Radio host Edmund Wan faces four counts of acting with seditious intent. (Photo: D100 screenshot)
Police in Hong Kong have blocked the website of a Taiwan-based church after accusing it of having links to a national security case and pro-democracy protesters in the Chinese-ruled city.
Wen Wei Po, a Chinese state-owned daily run by Beijing’s Hong Kong Liaison Office, reported on April 25 that access to the website was blocked for breaching the national security law — draconian legislation that triggered months-long protests and a heavy-handed crackdown in the former British colony.
The Presbyterian Church in Taiwan is accused of involvement in the national security case of radio host Edmund Wan, who launched a crowdfunding project last year to support Hong Kong protesters to study in Taiwan, reported Apply Daily.
Wan, 52, popularly known as “Giggs,” was the host of popular internet radio channel D100. He was arrested on Feb. 7 and faces four counts of acting with seditious intent stemming from programs he presented on four occasions between August and October last year.
A Hong Kong court denied him bail on Feb. 10 despite his plea on medical grounds and ordered him to be held in police custody until May 10.
According to the Wen Wei Po report, Wan’s crowdfunding campaign raised more than HK$10 million (US$1.29 million) and around HK$4 million was transferred to the Taiwan church’s bank account.
Blocking the site like this is a warning sign that Beijing is extending more mainland China-style restrictions to Hong Kong
The church is accused of “encouraging Taiwanese separatists and aiding Hong Kong rioters and extremists.”
A Presbyterian Church official said that the website’s blocking restricts its efforts to help those desperately in need of help and feared that Beijing was expanding its internet firewall in Hong Kong.
“Hong Kong residents frequently leave messages on our website, often asking for help. Blocking the site like this is a warning sign that Beijing is extending more mainland China-style restrictions to Hong Kong,” Pastor Huang Chun-sheng said, according to Taipei Times.
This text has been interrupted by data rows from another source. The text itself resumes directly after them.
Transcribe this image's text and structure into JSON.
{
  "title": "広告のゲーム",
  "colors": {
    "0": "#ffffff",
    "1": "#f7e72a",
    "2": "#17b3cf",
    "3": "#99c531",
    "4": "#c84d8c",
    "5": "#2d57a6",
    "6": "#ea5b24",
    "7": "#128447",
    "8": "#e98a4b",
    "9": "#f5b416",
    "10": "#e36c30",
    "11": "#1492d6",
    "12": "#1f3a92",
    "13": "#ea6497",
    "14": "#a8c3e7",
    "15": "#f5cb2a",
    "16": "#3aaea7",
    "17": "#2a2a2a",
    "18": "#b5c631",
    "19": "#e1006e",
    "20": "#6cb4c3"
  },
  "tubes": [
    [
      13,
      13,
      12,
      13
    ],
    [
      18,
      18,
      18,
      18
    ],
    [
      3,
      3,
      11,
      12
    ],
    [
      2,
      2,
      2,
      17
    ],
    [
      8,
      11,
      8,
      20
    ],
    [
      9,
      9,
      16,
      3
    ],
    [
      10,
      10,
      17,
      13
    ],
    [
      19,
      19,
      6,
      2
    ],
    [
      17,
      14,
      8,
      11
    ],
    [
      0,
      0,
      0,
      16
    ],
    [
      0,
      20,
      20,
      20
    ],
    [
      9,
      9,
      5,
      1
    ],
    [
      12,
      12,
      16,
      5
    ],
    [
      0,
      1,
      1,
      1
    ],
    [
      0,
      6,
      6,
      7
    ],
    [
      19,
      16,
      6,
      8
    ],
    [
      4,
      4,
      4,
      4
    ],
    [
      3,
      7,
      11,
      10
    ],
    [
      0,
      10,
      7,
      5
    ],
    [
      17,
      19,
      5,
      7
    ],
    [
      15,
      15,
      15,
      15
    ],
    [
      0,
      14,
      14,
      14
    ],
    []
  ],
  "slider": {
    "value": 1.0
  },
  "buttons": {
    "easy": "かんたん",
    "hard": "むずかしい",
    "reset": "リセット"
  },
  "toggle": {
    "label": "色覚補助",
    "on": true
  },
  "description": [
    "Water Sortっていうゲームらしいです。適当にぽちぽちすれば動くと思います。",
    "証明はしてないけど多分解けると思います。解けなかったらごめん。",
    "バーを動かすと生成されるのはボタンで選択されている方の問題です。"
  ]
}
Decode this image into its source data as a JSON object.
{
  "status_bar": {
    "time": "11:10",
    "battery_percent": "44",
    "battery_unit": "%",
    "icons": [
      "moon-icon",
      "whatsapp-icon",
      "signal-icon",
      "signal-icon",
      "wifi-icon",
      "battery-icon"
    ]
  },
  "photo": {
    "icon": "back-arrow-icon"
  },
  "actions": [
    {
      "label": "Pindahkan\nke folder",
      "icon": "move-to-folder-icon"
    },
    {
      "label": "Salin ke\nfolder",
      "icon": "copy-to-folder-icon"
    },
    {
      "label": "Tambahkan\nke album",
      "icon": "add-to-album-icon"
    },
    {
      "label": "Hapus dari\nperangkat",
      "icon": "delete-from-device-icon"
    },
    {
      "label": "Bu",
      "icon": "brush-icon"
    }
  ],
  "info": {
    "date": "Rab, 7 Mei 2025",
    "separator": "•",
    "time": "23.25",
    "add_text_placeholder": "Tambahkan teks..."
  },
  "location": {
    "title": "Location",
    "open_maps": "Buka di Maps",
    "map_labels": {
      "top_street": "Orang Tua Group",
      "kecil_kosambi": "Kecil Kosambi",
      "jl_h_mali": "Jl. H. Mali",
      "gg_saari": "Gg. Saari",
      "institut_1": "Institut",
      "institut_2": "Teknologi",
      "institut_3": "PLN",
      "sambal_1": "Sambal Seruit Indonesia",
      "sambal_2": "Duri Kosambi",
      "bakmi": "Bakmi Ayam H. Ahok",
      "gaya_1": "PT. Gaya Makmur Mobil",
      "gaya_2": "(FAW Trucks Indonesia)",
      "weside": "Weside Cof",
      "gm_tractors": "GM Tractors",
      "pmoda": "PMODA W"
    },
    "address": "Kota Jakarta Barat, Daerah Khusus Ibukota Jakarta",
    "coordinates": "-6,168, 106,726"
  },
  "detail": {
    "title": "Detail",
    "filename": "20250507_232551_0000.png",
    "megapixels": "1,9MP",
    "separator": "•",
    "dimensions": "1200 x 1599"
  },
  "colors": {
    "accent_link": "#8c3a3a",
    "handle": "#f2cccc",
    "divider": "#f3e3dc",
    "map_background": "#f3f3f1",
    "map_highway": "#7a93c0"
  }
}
The church said that Hong Kong residents are unable to access the site directly but it can still be loaded by using a virtual private network.
The blocking of the site is the second internet crackdown by the pro-Beijing Hong Kong administration on allegations of breaching the national security law this year.
On Jan. 6, HK Chronicles, a website which has been documenting information related to pro-democracy protests over past two years, was blocked for “potentially harming national security or inciting such a crime.”
China still considers Taiwan as one of its provinces and has threatened to annex it militarily
Meanwhile, the official website of the Democratic Progressive Party, as well as the recruitment page of the Ministry of National Defense’s website, have also been blocked in Hong Kong, according to Taipei Times.
Taiwan is a sovereign, democratic nation, though it has never officially declared independence. China still considers Taiwan as one of its provinces and has threatened to annex it militarily.
Relations have soured further recently as Taiwanese President Tsai Ing-wen publicly supported pro-democracy protests in Hong Kong and promised to offer sanctuary to Hong Kong residents who flee to Taiwan to escape a crackdown by the city’s pro-Beijing authorities.